Data entries:
┄┄┄┄┄┄┄┄┄┄┄┄┄┄┄┄┄┄┄┄
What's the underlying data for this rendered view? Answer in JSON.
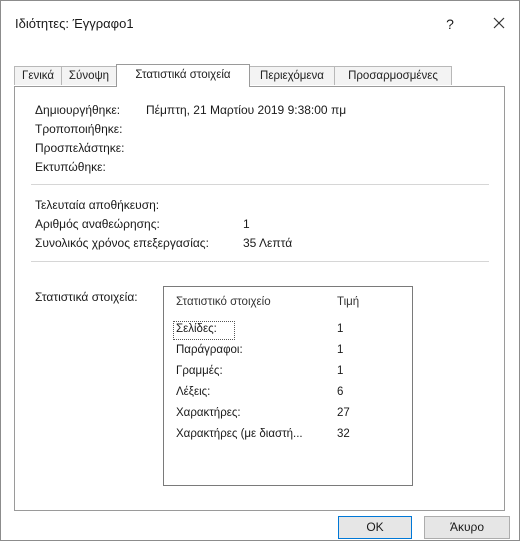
{
  "window": {
    "title": "Ιδιότητες: Έγγραφο1",
    "help_label": "?"
  },
  "tabs": [
    {
      "label": "Γενικά"
    },
    {
      "label": "Σύνοψη"
    },
    {
      "label": "Στατιστικά στοιχεία"
    },
    {
      "label": "Περιεχόμενα"
    },
    {
      "label": "Προσαρμοσμένες"
    }
  ],
  "active_tab": "Στατιστικά στοιχεία",
  "dates": {
    "created_label": "Δημιουργήθηκε:",
    "created_value": "Πέμπτη, 21 Μαρτίου 2019 9:38:00 πμ",
    "modified_label": "Τροποποιήθηκε:",
    "accessed_label": "Προσπελάστηκε:",
    "printed_label": "Εκτυπώθηκε:"
  },
  "editing": {
    "last_saved_label": "Τελευταία αποθήκευση:",
    "revision_label": "Αριθμός αναθεώρησης:",
    "revision_value": "1",
    "total_time_label": "Συνολικός χρόνος επεξεργασίας:",
    "total_time_value": "35 Λεπτά"
  },
  "statistics": {
    "section_label": "Στατιστικά στοιχεία:",
    "col_stat": "Στατιστικό στοιχείο",
    "col_value": "Τιμή",
    "rows": [
      {
        "name": "Σελίδες:",
        "value": "1"
      },
      {
        "name": "Παράγραφοι:",
        "value": "1"
      },
      {
        "name": "Γραμμές:",
        "value": "1"
      },
      {
        "name": "Λέξεις:",
        "value": "6"
      },
      {
        "name": "Χαρακτήρες:",
        "value": "27"
      },
      {
        "name": "Χαρακτήρες (με διαστή...",
        "value": "32"
      }
    ]
  },
  "buttons": {
    "ok": "OK",
    "cancel": "Άκυρο"
  }
}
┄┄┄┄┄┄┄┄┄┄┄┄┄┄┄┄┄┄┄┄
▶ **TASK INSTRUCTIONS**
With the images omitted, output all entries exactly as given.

▶ **SOLUTION FOR THIS TASK**
What's the underlying data for this rendered view? Answer in JSON.
{
  "window": {
    "title": "Ιδιότητες: Έγγραφο1",
    "help_label": "?"
  },
  "tabs": [
    {
      "label": "Γενικά"
    },
    {
      "label": "Σύνοψη"
    },
    {
      "label": "Στατιστικά στοιχεία"
    },
    {
      "label": "Περιεχόμενα"
    },
    {
      "label": "Προσαρμοσμένες"
    }
  ],
  "active_tab": "Στατιστικά στοιχεία",
  "dates": {
    "created_label": "Δημιουργήθηκε:",
    "created_value": "Πέμπτη, 21 Μαρτίου 2019 9:38:00 πμ",
    "modified_label": "Τροποποιήθηκε:",
    "accessed_label": "Προσπελάστηκε:",
    "printed_label": "Εκτυπώθηκε:"
  },
  "editing": {
    "last_saved_label": "Τελευταία αποθήκευση:",
    "revision_label": "Αριθμός αναθεώρησης:",
    "revision_value": "1",
    "total_time_label": "Συνολικός χρόνος επεξεργασίας:",
    "total_time_value": "35 Λεπτά"
  },
  "statistics": {
    "section_label": "Στατιστικά στοιχεία:",
    "col_stat": "Στατιστικό στοιχείο",
    "col_value": "Τιμή",
    "rows": [
      {
        "name": "Σελίδες:",
        "value": "1"
      },
      {
        "name": "Παράγραφοι:",
        "value": "1"
      },
      {
        "name": "Γραμμές:",
        "value": "1"
      },
      {
        "name": "Λέξεις:",
        "value": "6"
      },
      {
        "name": "Χαρακτήρες:",
        "value": "27"
      },
      {
        "name": "Χαρακτήρες (με διαστή...",
        "value": "32"
      }
    ]
  },
  "buttons": {
    "ok": "OK",
    "cancel": "Άκυρο"
  }
}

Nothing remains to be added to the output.